The songwriting process is just as egalitarian. Sometimes they all sit down and write a song together, they explained, while other songs are written by one member and brought to the group. Regardless, everyone has a hand in shaping the final product.
“There’s a piece of all of us in every song you hear,” Blanchard said.
These young men exhibit every quality required for musical success. The impression one receives, in fact, is that they are almost overqualified for the kind of music they play. Glimpses of virtuosity shine through from all of them occasionally, but the three-chord, straight-ahead style of pop-punk contains them within the realm of simplicity.

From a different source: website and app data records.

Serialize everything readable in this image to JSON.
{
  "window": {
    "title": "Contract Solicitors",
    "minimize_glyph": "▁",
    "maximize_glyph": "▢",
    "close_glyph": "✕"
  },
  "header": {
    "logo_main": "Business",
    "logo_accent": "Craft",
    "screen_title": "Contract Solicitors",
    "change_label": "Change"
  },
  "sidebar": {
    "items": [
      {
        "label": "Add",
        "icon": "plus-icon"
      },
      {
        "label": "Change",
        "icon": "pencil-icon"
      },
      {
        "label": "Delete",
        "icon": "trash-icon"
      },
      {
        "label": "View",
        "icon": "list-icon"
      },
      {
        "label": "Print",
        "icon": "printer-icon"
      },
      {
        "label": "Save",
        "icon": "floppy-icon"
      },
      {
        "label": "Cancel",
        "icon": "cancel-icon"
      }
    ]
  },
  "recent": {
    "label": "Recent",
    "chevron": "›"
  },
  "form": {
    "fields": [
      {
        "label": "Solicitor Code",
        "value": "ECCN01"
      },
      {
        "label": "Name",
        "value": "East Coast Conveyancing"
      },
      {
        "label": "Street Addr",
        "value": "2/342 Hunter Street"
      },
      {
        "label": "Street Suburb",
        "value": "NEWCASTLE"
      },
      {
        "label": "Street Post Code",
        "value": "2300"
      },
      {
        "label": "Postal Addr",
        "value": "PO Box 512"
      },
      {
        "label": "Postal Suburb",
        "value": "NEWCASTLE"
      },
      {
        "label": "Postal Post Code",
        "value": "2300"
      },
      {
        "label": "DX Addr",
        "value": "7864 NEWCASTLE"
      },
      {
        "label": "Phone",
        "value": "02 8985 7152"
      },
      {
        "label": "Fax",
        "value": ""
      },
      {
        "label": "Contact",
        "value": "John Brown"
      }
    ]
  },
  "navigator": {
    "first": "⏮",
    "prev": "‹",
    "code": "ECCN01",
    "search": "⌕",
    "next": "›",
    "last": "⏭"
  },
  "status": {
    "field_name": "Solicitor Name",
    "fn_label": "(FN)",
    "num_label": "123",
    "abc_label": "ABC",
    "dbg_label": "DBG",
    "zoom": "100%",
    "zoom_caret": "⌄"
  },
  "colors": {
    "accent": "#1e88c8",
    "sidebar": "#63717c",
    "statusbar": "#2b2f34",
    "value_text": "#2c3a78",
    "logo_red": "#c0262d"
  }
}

There is only one conceivable obstacle between Deceptively Innocent and lasting success. The band is, frankly, selling themselves short by focusing on their age in their branding efforts. In this era of YouTube and “America’s Got Talent,” the gimmicky appeal of really young musicians is waning. It’s already been done. Power metal band Black Tide released its 2008 debut “Light from Above” when their lead singer was just 15. Swedish folk duo First Aid Kit was 18 and 15 when they had their first viral hit covering “Tiger Mountain Peasant Song,” also in 2008. Hard rock band Crooked X were opening for Disturbed when none of them were older than 17. Young musicians like these deserve recognition and respect for their dedication and skill, of course, but they can’t rely on the virtue of their youth alone. The point becomes moot as the years pass and the musicians are no longer astonishingly young, and this is something that Deceptively Innocent should keep in mind. Milk the age thing for what it’s worth while it’s relevant. Their skills as musicians and their harmonious group dynamic will be a lasting resource.
Deceptively Innocent is not a group of bored kids with indulgent parents, they are talented musicians with the drive and skill necessary to go somewhere. Their nomination for the TAMMIES is evidence enough of that.
Fans of Blink-182 or Green Day will love Deceptively Innocent and what they’re doing, and even those who don’t care for that particular genre will appreciate the talent wielded by these three teenagers. See for yourself: Go to a show, watch them perform, and pick up their EP “Ebay This When We’re Famous.” The way things are going for this band, it might just be sound financial advice.
To vote for the band in the Tucson Area Music Awards, go to tucsonweekly.com and click on the TAMMIES Ballot, where they can be found in the punk category.